Despite success, Storm keeps eye on ultimate prize

Jun 14, 2017 Bryan Burns

The Tampa Bay Storm won their sixth-consecutive game on Saturday following a 58-57, come-from-behind effort over the Washington Valor -- their third victory in three tries this season over the Valor.

The Storm’s current streak is their longest since winning eight in a row in 2010.

Tampa Bay clinched a postseason berth after Saturday’s victory.

And yet, there was disappointment in the voices and answers of Storm coaches and players in post-game comments.

Such is life when your lofty goals culminate with winning ArenaBowl 30.

“I hold myself and the team to a higher standard,” Tampa Bay Storm head coach Ron James said on Tuesday in his team’s first practice since improving to 7-1 on the season.

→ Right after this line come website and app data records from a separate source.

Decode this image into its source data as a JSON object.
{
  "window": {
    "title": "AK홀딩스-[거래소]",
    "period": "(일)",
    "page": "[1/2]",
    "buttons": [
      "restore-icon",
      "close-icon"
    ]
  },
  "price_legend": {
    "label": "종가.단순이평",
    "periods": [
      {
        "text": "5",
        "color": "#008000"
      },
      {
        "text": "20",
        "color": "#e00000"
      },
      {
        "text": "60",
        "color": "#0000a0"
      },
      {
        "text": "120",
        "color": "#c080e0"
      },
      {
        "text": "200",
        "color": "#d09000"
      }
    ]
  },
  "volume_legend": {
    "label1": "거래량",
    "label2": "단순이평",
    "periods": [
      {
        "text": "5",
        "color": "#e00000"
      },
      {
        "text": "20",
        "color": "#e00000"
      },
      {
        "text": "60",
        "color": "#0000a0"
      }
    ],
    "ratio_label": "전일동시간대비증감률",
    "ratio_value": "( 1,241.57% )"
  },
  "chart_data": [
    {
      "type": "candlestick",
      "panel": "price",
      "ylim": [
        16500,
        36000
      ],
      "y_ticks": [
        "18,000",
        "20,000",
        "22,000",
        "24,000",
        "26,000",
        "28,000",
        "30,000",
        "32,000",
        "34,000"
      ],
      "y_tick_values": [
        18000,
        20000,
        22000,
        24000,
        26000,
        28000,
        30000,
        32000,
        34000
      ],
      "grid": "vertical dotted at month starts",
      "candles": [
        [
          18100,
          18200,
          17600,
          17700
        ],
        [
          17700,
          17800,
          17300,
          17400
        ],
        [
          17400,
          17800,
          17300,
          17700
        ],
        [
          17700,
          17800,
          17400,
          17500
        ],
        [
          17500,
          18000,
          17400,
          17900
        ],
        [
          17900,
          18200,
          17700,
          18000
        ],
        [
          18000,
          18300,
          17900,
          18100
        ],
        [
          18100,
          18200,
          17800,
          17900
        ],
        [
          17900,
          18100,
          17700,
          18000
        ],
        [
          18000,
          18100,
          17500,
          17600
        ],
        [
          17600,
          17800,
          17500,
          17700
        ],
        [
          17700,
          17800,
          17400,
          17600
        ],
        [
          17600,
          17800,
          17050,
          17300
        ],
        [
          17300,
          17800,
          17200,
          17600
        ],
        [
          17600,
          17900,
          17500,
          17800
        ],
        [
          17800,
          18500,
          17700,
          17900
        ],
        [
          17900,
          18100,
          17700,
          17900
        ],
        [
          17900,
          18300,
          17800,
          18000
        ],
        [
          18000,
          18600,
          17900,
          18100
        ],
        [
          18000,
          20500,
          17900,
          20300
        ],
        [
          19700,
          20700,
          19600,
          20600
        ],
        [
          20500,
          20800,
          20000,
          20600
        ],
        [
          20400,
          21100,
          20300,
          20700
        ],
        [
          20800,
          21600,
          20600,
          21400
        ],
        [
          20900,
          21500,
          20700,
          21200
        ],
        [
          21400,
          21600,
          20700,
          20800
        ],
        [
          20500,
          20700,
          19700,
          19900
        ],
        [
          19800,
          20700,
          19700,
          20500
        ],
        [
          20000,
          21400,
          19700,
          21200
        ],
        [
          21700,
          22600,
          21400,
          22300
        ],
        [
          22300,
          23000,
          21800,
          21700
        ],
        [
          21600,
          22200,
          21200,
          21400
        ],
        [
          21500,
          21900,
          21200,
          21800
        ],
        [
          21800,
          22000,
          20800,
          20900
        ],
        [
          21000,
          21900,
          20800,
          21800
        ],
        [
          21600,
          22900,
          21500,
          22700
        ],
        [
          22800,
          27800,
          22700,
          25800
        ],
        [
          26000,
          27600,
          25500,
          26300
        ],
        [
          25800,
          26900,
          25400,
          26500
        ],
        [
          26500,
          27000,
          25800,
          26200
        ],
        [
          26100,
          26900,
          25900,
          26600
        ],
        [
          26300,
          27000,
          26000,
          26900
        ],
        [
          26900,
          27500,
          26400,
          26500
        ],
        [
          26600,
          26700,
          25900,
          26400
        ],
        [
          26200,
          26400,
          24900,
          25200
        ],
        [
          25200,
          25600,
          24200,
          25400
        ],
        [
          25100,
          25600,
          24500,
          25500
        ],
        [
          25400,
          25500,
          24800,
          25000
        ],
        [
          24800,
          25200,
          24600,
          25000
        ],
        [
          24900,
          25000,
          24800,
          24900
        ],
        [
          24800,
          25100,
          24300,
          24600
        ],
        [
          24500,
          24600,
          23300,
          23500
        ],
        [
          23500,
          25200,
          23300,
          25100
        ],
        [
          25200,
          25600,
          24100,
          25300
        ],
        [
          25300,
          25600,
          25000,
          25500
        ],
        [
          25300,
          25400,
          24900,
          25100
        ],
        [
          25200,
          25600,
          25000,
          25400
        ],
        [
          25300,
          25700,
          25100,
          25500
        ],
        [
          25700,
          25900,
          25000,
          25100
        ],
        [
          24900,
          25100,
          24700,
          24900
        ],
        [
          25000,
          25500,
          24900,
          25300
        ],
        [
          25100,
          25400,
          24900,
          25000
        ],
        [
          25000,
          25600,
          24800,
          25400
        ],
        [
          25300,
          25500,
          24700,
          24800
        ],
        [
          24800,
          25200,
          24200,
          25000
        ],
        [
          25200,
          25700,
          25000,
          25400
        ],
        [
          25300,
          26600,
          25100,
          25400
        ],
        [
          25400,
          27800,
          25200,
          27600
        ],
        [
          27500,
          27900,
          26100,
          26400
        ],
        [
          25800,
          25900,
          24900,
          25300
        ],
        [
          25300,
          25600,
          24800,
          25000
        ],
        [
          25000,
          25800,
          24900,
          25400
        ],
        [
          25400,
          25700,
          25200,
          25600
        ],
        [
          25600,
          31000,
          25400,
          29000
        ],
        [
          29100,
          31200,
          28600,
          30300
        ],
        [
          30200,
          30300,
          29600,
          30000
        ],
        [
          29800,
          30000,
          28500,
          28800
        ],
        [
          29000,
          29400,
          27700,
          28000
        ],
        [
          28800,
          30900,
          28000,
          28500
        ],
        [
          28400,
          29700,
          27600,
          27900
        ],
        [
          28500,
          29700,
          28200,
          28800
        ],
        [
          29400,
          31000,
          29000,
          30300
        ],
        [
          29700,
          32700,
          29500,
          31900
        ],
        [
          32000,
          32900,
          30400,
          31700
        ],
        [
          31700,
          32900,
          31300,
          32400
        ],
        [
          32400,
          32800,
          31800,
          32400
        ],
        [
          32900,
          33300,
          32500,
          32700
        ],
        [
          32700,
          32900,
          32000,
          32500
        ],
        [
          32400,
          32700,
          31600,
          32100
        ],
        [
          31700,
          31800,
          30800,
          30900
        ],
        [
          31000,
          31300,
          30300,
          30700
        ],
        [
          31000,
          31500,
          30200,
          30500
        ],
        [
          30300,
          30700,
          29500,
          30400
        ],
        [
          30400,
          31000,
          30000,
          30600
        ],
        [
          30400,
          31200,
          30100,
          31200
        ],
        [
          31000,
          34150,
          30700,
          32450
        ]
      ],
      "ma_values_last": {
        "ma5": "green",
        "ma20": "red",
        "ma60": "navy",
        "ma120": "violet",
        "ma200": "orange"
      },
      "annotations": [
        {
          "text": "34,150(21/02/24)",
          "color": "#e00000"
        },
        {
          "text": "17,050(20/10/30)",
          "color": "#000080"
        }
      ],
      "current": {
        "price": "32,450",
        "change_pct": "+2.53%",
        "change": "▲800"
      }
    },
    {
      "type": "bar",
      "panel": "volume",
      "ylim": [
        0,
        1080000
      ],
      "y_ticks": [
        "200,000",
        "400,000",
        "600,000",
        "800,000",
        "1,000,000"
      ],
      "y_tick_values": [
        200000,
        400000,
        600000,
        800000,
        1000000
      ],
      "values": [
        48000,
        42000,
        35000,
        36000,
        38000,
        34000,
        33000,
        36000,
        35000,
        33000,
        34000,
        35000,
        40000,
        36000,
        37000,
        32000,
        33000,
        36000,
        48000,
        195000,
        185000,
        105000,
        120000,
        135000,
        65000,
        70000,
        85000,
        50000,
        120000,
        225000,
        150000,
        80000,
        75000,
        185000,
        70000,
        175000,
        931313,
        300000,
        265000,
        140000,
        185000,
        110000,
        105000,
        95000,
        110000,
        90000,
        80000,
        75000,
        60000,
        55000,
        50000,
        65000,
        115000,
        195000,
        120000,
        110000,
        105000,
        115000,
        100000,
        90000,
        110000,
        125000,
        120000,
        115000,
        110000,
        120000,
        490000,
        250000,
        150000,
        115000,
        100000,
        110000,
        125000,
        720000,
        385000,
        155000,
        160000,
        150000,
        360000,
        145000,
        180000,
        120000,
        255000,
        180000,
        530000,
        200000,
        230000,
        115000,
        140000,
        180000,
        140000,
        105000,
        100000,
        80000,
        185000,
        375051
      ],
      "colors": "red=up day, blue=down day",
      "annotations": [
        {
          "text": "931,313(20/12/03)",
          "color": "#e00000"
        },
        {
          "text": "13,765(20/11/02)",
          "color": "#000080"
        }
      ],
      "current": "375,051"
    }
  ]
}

“I’m not focused on what has gone on here in the past. I’m focused on what we have here in the present. And presently, we have a good football team, a team that has the ability to be a dominant team at times and has the ability, I think, to make a stretch run into the playoffs here for the Arena Football League and contend for a championship. But to be able to do that, there’s a series of steps we need to take, and right now I feel like we have to start making those steps forward and not staying at neutral.”

James talks often to his team in post-practice huddle sessions about the process necessary to meet those high expectations and the need to stick to the script. The appropriate steps have to be taken each and every week to build toward something special.

If the team stagnates, their current play might be sufficient to get by the opponent that particular week.

But it won’t be enough once the stakes are higher.

“Obviously, it’s great to continue to win and things like that, but if you’re not continuing to get better week to week, there’s a problem,” said Storm quarterback Randy Hippeard, who currently leads the AFL for passing yards (2,165), completion rate (69.9 percent) and QB rating (124.8) while tossing a league-high-tying 51 touchdowns to just four interceptions.

“You’ve got to be able to continue to get better and continue to improve. That way, when it comes that time when playoffs hit, we’re hitting it full stride.”

One of Hippeard’s four interceptions this season came in the last-second win over Washington when the Valor’s Dominic Addison stepped in front of a wayward pass and returned it 43 yards for a pick-six. That score put Washington ahead 32-21 with 41 seconds remaining in the first half. The Storm spent the rest of the contest battling back from the deficit, tying the game 51-51 with 2:20 to go on an intentional grounding in the end zone that resulted in a safety and pulling ahead on Hippeard’s seventh touchdown pass of the night 35 seconds later.

The Storm have proven repeatedly they came from rally from any deficit they face. The issue, then, is making sure those deficits don’t happen in the first place.

“There’s always some point in the game where we look a little off tilt,” Hippeard said. “There are one or two drives where we’re not clicking or something happens and we start doing uncharacteristic things. We get out of our game plan.”

The momentary lapse in consistency is frustrating because other than those blips, the offense has been producing at near-perfect levels all season. 

“Because we’re so talented on the offensive side of the ball, our standard is a little bit higher I think than a lot of folks,” Hippeard said. “So when we’re coming out here and we do have one drive or something, it just looks that much different than everybody else’s because our expectations are so high. And that’s a good thing.

"So at the end of the day, if we continue to progress and continue to get better with what we do, at a certain point, the sky’s the limit.”

Fortunately for the Storm, the issues are correctible.

“It’s 100 percent self-inflicted,” Hippeard said. “There are times when the defense changes things up and confuses us and does their best, and don’t get me wrong, there are great defenses in this league, got a lot of great coaches. But you can ask anybody in this league, a lot of time when an offense messes up, it’s something they did, not necessarily something the defense did.”

To be sure, the Storm are proud of their accomplishments to this point of the season. From a team that won just twice in 2016, the Storm have more than tripled that total and there are still six games to play in the regular season.

But so much more can be accomplished in 2017.

James wants to make sure his team doesn’t become complacent with winning and remains focused on the ultimate goal.

“It’s become now a matter of how we win and not just winning,” James said. “And that’s a good thing. But after looking at the film and reviewing the situation, we’re just a little bit off and that happens from game to game.

"We’re back to the basics, doing the things we need to do this week, and we know we’re facing a very good opponent [in Philadelphia]. It’s got everybody dialed in.”